Meanwhile Ondo State government has appealed for calm and peace over the conflicting pronouncements that emanated from the courts and INEC.
The state commissioner for Information, Mr. Kayode Akinmade in a statement said steps were being taken to ensure that there is no miscarriage of justice, saying that the will of the people shall be respected.
But the Jimoh Ibrahim Campaign organization alleged that some politicians in the state were using hoodlums to destabilize the state in the name of politics, stressing that the crisis was unwarranted.
The Director of Media and Publicity of the organisation, Mr Yemi Akintomide said Ibrahim was willing to welcome Jegede and his loyalists into his camp in the interest of the state, adding that “those who are behind the protest are well known to us but we are not ready to join issues with them. We will only advise them to embrace peace in the overall interest of our dear state.”
Protests in Akure, Ondo City…
The protest in Akure and Ondo City started around 6.30am, with factional members of the PDP moving round the two major towns, singing anti-Ibrahim songs and making burn fires on major roads in the two cities.
Though, no life was lost and nobody was injured during the protests, but the action caused disruption of traffic on major roads in the two cities.
Also, commercial activities were disrupted for several hours, while the protest lasted.
It was gathered that while the protests was going on, loyalists of Ibrahim vacated their homes for fear of being attacked by the protesters.
In Akure, the major Oyemekun/Adesida and Arakale roads were closed while motorists abandoned the areas.
Despite the sporadic gunshot by the combined team of security agents and firing of teargas, the protesting youths remained unperturbed.
All commercial banks and shops were hurriedly closed, as many of the traders feared the protest might be hijacked by hoodlums.
In an interview, one of the leaders of the protesters, Akiwunmi Ilori alleged that the ruling All Progressives Congress-led federal government was behind the emergence of Ibrahim and the crisis in the PDP.
Ilori said: “The APC is using Jimoh Ibrahim to cause crisis within the PDP. It is an open secret in Ondo State that Jimoh is no longer a member of the party. They are only using him to clear the ground for their candidate and this will not work.

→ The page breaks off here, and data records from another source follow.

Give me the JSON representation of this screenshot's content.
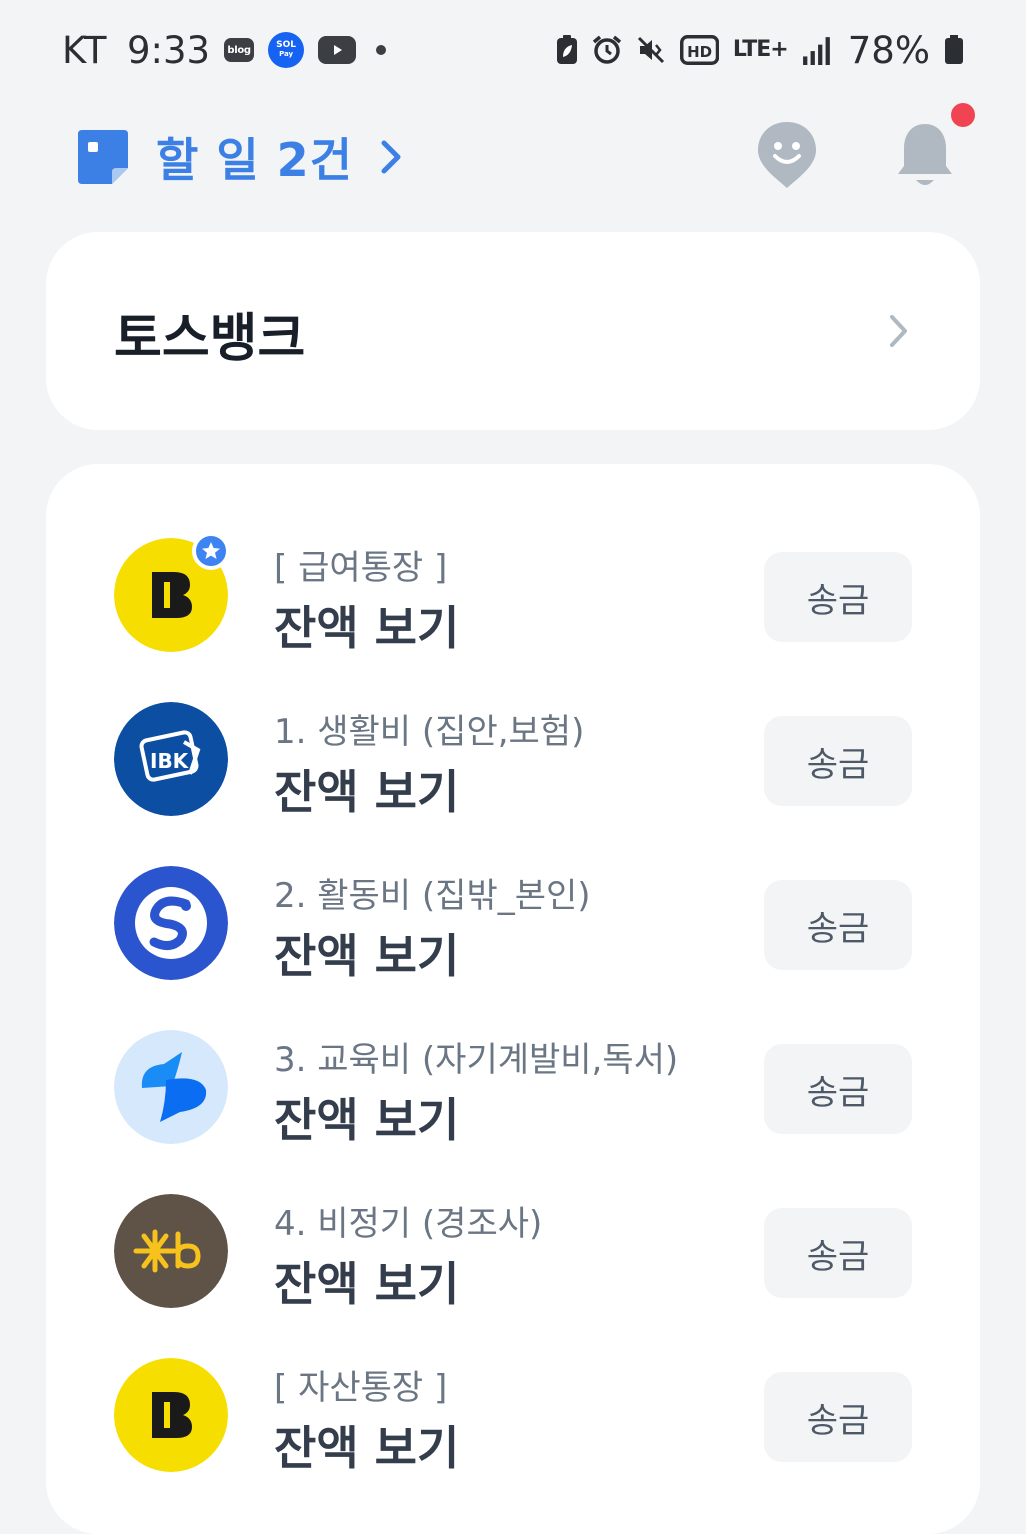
{
  "status_bar": {
    "carrier": "KT",
    "time": "9:33",
    "apps": [
      {
        "name": "blog",
        "label": "blog"
      },
      {
        "name": "sol-pay",
        "label_top": "SOL",
        "label_bottom": "Pay"
      },
      {
        "name": "youtube"
      }
    ],
    "network": "LTE+",
    "battery": "78%",
    "icons": [
      "battery-saver-icon",
      "alarm-icon",
      "vibrate-mute-icon",
      "hd-icon",
      "lte-icon",
      "signal-icon",
      "battery-icon"
    ]
  },
  "header": {
    "todo_label": "할 일 2건",
    "notification_dot": true,
    "colors": {
      "accent": "#3c80e6",
      "dot": "#f04452"
    }
  },
  "bank": {
    "title": "토스뱅크"
  },
  "accounts": [
    {
      "name": "[ 급여통장 ]",
      "balance_label": "잔액 보기",
      "send_label": "송금",
      "logo": "kbank-logo",
      "logo_color": "#f6df00",
      "favorite": true
    },
    {
      "name": "1. 생활비 (집안,보험)",
      "balance_label": "잔액 보기",
      "send_label": "송금",
      "logo": "ibk-logo",
      "logo_color": "#0b4ea2",
      "favorite": false
    },
    {
      "name": "2. 활동비 (집밖_본인)",
      "balance_label": "잔액 보기",
      "send_label": "송금",
      "logo": "shinhan-logo",
      "logo_color": "#2a55cf",
      "favorite": false
    },
    {
      "name": "3. 교육비 (자기계발비,독서)",
      "balance_label": "잔액 보기",
      "send_label": "송금",
      "logo": "toss-logo",
      "logo_color": "#d6e8fb",
      "favorite": false
    },
    {
      "name": "4. 비정기 (경조사)",
      "balance_label": "잔액 보기",
      "send_label": "송금",
      "logo": "kb-logo",
      "logo_color": "#5f5347",
      "favorite": false
    },
    {
      "name": "[ 자산통장 ]",
      "balance_label": "잔액 보기",
      "send_label": "송금",
      "logo": "kbank-logo",
      "logo_color": "#f6df00",
      "favorite": false
    }
  ]
}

“This is Ondo State and it’s a very volatile state when it comes to politics. We want them to remember the 1983 saga; we don’t pray for such but if our right and the mandate of our candidate is trampled upon, this election might be another war.”

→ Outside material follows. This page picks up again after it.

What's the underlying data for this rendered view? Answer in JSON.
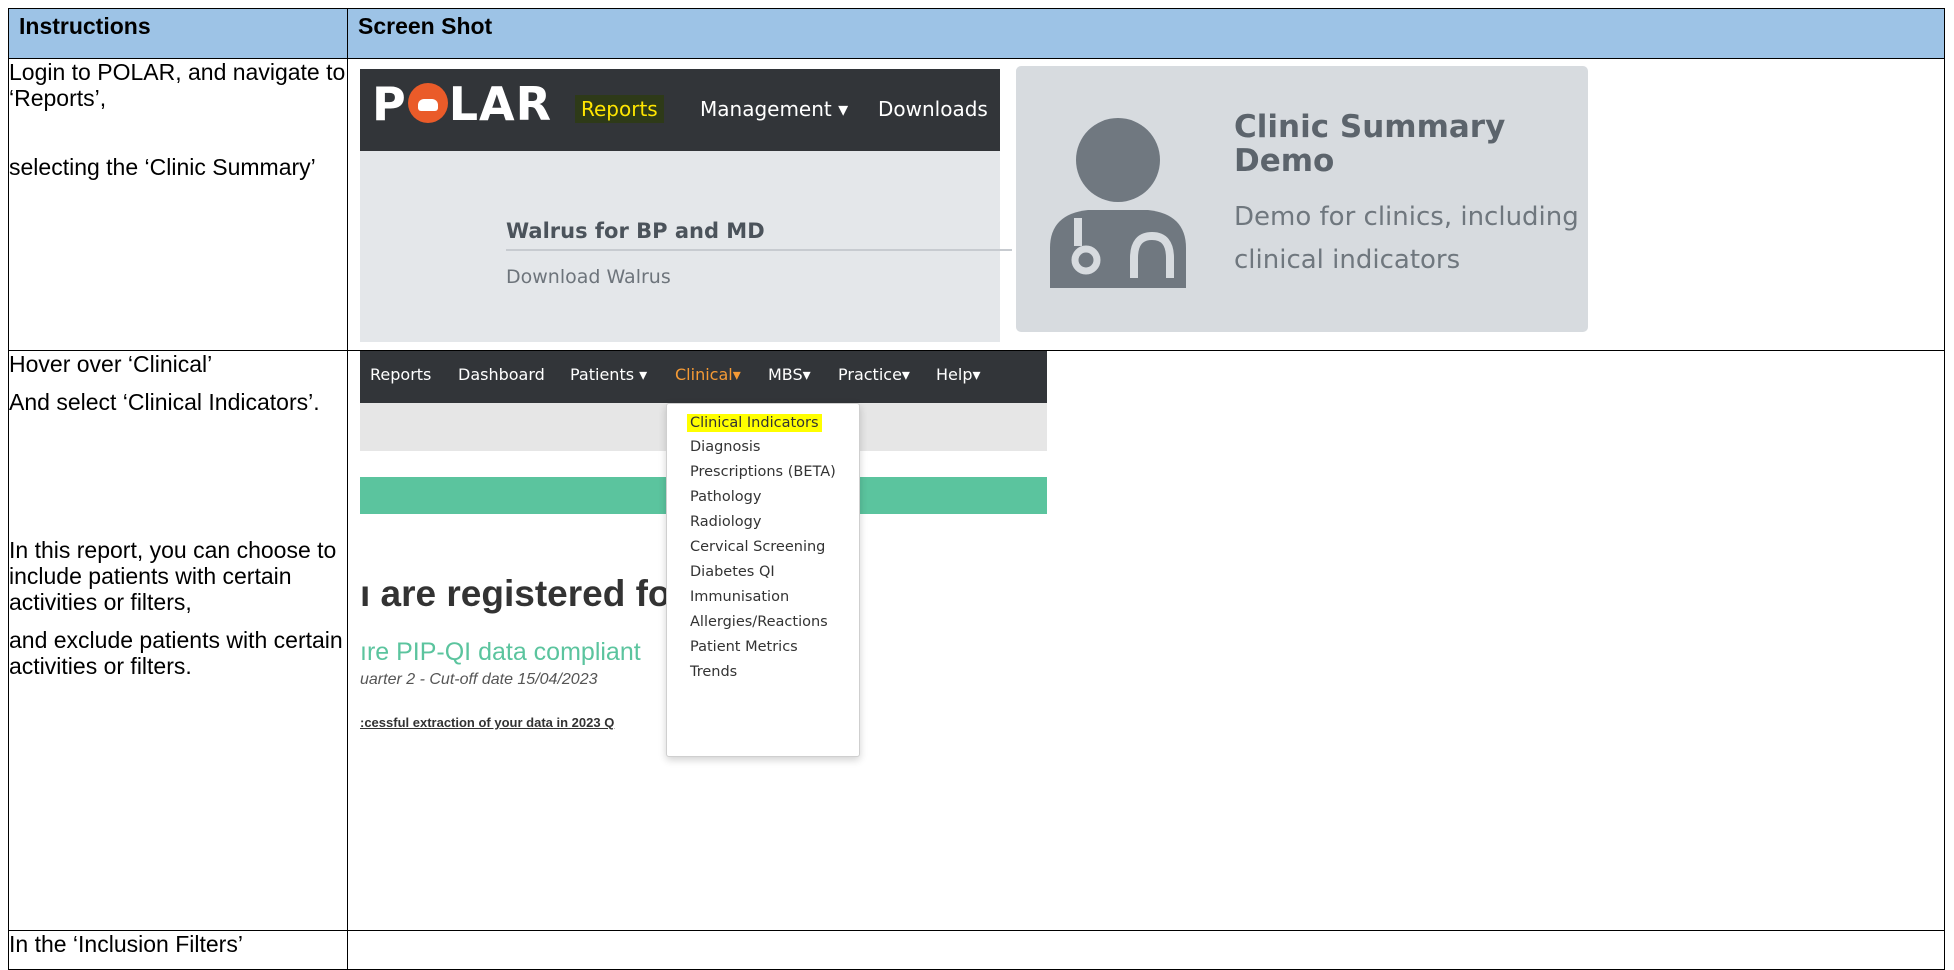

Addressing some of the protesters at the INEC office, the Ondo State Resident Electoral Commissioner, (REC) Olusegun Agbaje said Jegede’s name was removed sequel to a court judgment.
“We received a court order from the High Court in Akure on Wednesday but there was a subsisting ruling by Justice Okon Abang on Thursday and we had to comply with the order.”
Agbaje said that it was only another court order that could upturn the situation adding, “The situation will continue that way until the matter is decided by the Supreme Court, if the parties choose to proceed to the apex court. We do not have any candidate but we will always abide by the laws guiding the process.”
Speaking on the matter, the Chairman of the PDP in the state, Chief Clement Faboyede, described the removal of Jegede’s name as a mockery of democracy and an indication that the nation’s democracy “is dying in the hands of the APC led Federal Government.”
He said INEC had attained the reputation of being fair to all before the coming on board of the APC led government, noting that no free and fair election had been held under the Buhari’s administration.
He stated that Jegede was duly nominated through the party primary as stipulated by the electoral act and was witnessed by INEC but INEC had “succumbed to the pressure from some moles within the PDP.”
He alleged further that the moles within the PDP believed that removing Jegede from the race would pave the way for easier manipulation of the election results in favour of the APC candidate.